Most of us associate Our Town with unbearably earnest high school drama club productions, or reruns of that very special "Growing Pains" episode in which Mike and Boner get cast in the play and Mike decides he wants to be a professional actor while wearing a regrettable vest. But Chicago director David Cromer, who won an OBIE for last year's Adding Machine, has come to wrest Thornton Wilder's 1938 play back from the tween stage hogs. His inspired interpretation remains faithful to Wilder's intriguing blend of naturalism and formal deconstruction, while also eschewing the hokey, Norman Rockwell sentimentality that's de rigueur for amateur productions.
In addition to directing, Cromer also plays the Stage Manager, who breaks the fourth wall to introduce the early-twentieth century inhabitants of Grover's Corners, the fictional New Hampshire town at the center of the story. Wilder's instructions called for few props and no set, and Cromer's production unfolds accordingly, with just some tables and chairs. But the Barrow Street theater has been brilliantly reconfigured for the show, with the play performed in the 3/4 round. Since the house lights remain up throughout the performance, there's often little distinction between the audience and the actors, who are dressed as contemporary suburbanites in jeans and sweats, and speak without any old-timey affectation. There's an arresting immediacy to this approach, and the atmosphere of small-town America is evoked simply by trusting the actors' ability to engage the spectators' imaginations.

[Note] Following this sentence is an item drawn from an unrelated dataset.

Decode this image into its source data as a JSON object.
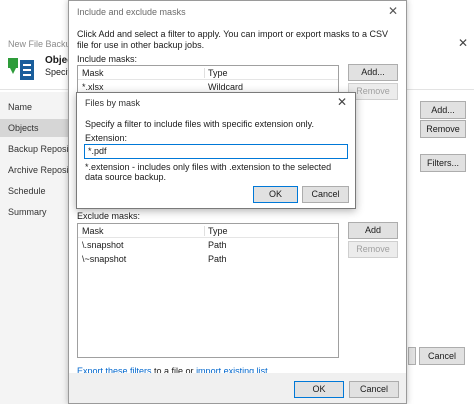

Cromer is delightfully dry and businesslike as the Stage Manager, describing the people and places of Grover's Corners without a drop of nostalgia. And his ensemble delivers nuanced and compelling performances; watching them, we feel we're observing ourselves muddle through life here in desperate 2009, not our distant ancestors—though unlike us, they're tuned into the change of seasons, not changes in Facebook status. From the first beat, the production is consistently humorous, then gradually mesmerizing, so that by the third act, when Cromer breaks from Wilder's minimalist instructions with a virtuoso burst of hyper-realism, the impact is revelatory. It's then that Wilder's premise, that life passes us by while we "move about in a cloud of ignorance," hits the chest with full force. Cromer has succeeded in reminding us why Our Town has been done to death: It's a near-masterpiece, and, in the right hands, deeply inspiring. His hands are right: Do not miss this.